What a scary call to get! "Hi! My name is Millie and I have your dog." Turns out Chuy and Marty (the chihuahua and Little Guy #2 respectively) found a way out of the yard over the weekend. They thought they had fixed the problem, but apparently not. Doggie Daddy was extremely grateful that I actually stopped to help his two canine kids and told me that he couldn't leave, but he would call his wife and send her to my house immediately. I told him that was fine, I would definitely have Marty there, but by this time Chuy had run off again. Turns out we were only three houses away from their house and Chuy had gone home. I told him that I would put the two runaways in the back yard and wait for Doggie Mommy to get there to make sure they didn't slip out again.As I escorted Marty and Chuy into the backyard I was greeted by Sam, a Sheltie, and Hobbes, a beautiful brown and black Great Dane. For a split second I was worried that the Dane would be territorial, but she was a sweetie. She came right up to me and looked me over then nudged me for a pat. Chuy, on the other hand, decided that he was now a watch dog and growled that fierce, earth-rumbling chihuahua growl - like a German Shepherd on helium. Once I had made friends with Hobbes and Sammy I decided that I should go ahead and go back out front. It didn't really seem right to wait in their backyard.

It was a wonderful wait. Their house is THE house in my neighborhood. Every time I drive or walk by I try to sneak a peek into the backyard because what I can see of the yard looks amazing. What a fun gift to be able to do a good deed AND get to see the backyard of my dreams!! And it was indeed wonderful. They have a large stone patio with a stand alone fireplace. How cool is that? They have a small in-ground pool with a sandbox near it (for their grandkids when they visit). And there is a large deck/balcony coming out from the second floor. The way the house is situated in the neighborhood, there are no houses behind it. It looks out onto undeveloped land (which I really hope stays undeveloped.)

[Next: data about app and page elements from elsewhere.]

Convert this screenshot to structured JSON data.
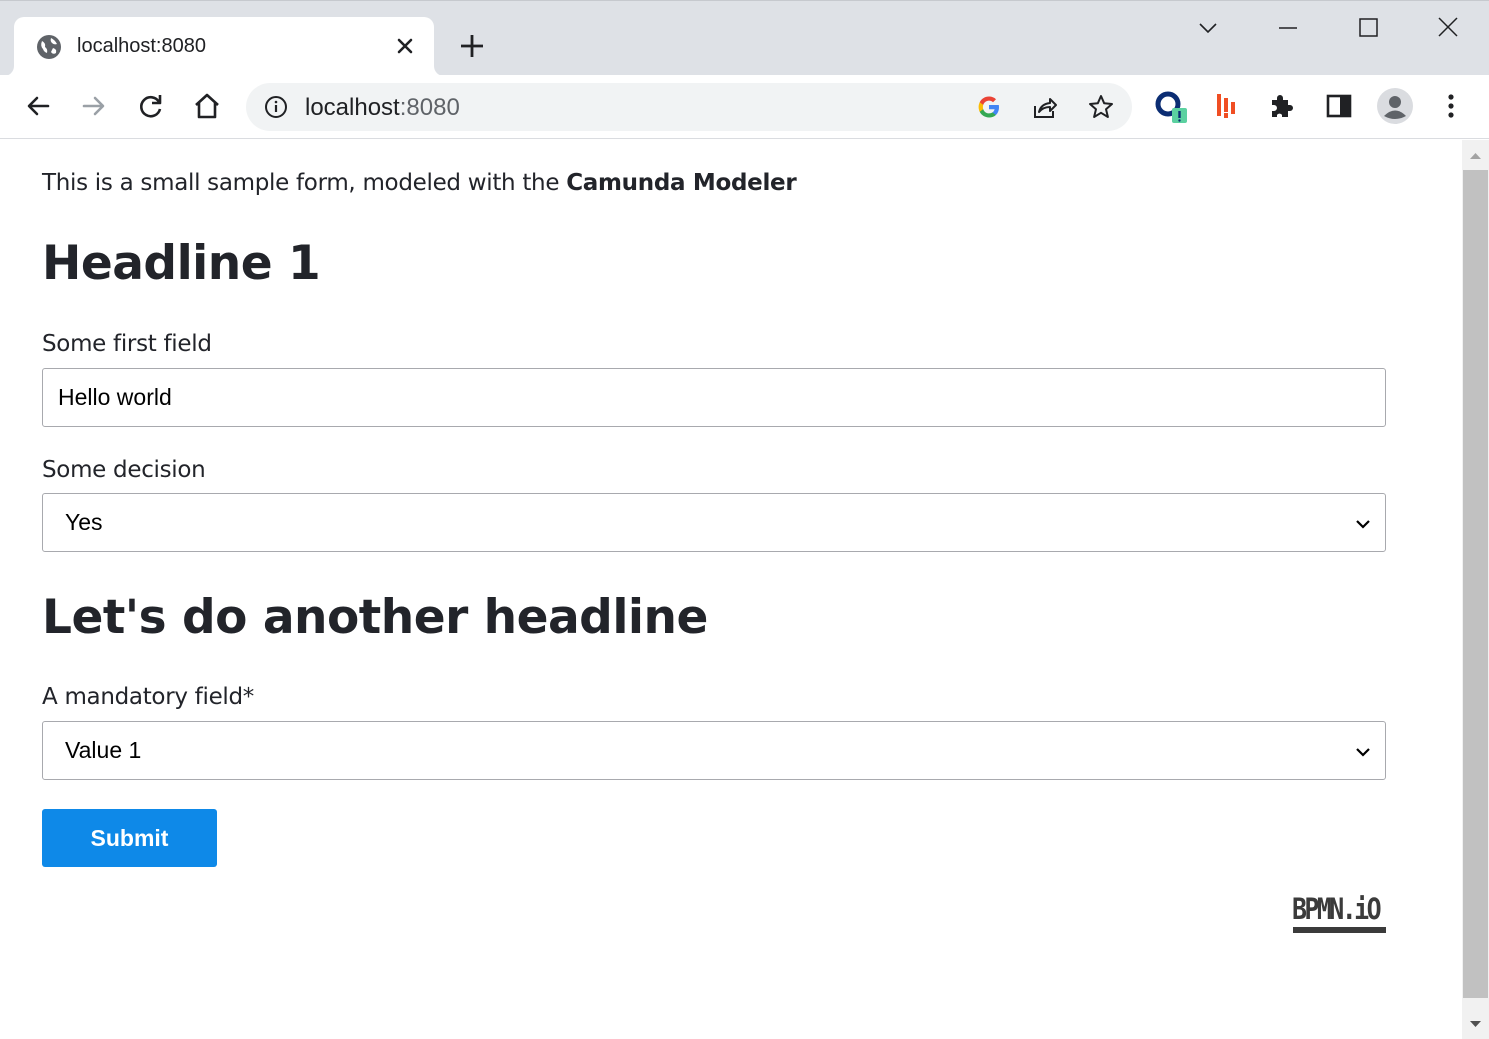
{
  "browser": {
    "tab": {
      "title": "localhost:8080",
      "favicon": "globe-icon"
    },
    "address": {
      "host": "localhost",
      "port": ":8080"
    },
    "icons": {
      "back": "arrow-left-icon",
      "forward": "arrow-right-icon",
      "reload": "reload-icon",
      "home": "home-icon",
      "google": "google-icon",
      "share": "share-icon",
      "bookmark": "star-icon",
      "extensions": "puzzle-icon",
      "sidepanel": "side-panel-icon",
      "profile": "profile-icon",
      "menu": "kebab-menu-icon"
    }
  },
  "form": {
    "intro_prefix": "This is a small sample form, modeled with the ",
    "intro_bold": "Camunda Modeler",
    "headline1": "Headline 1",
    "field1": {
      "label": "Some first field",
      "value": "Hello world"
    },
    "field2": {
      "label": "Some decision",
      "value": "Yes"
    },
    "headline2": "Let's do another headline",
    "field3": {
      "label": "A mandatory field*",
      "value": "Value 1"
    },
    "submit_label": "Submit",
    "powered_by": "BPMN.iO"
  },
  "colors": {
    "accent": "#0e89e8",
    "text": "#22242a",
    "border": "#a8a9ae",
    "tabstrip": "#dee1e6"
  }
}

The house itself looks like a sweet little bed and breakfast with a cozy front porch, lots of huge trees giving it shade and hanging and potted plants everywhere. As I sat in a comfy chair on the front porch I noticed that one of the hanging plants looked like it was in need of water. This was very out of place because every other plant was well taken care of. I realized why they had "neglected" it when a bird flew to the rim of the planter with a bug in its mouth and I heard tiny chirps from under the leaves. (I then got a thorough blessing out by Mama Bird for being too close to her nest.)

Doggie Mommy got there about 15 or 20 minutes later. She got out of her car and gave me a huge smile and a huge hug. She just kept thanking me over and over for helping their "kids" make it back home. I told her that it was worth it to get to see her backyard!

I came home, put away the groceries and then went out to trim my roses. A few minutes later I saw her drive by and we waved at each other. It felt good to know another face and name in the neighborhood. Later on that evening the doorbell rang. It was Doggie Mommy with a beautiful hanging plant for my backyard. I love making new friends!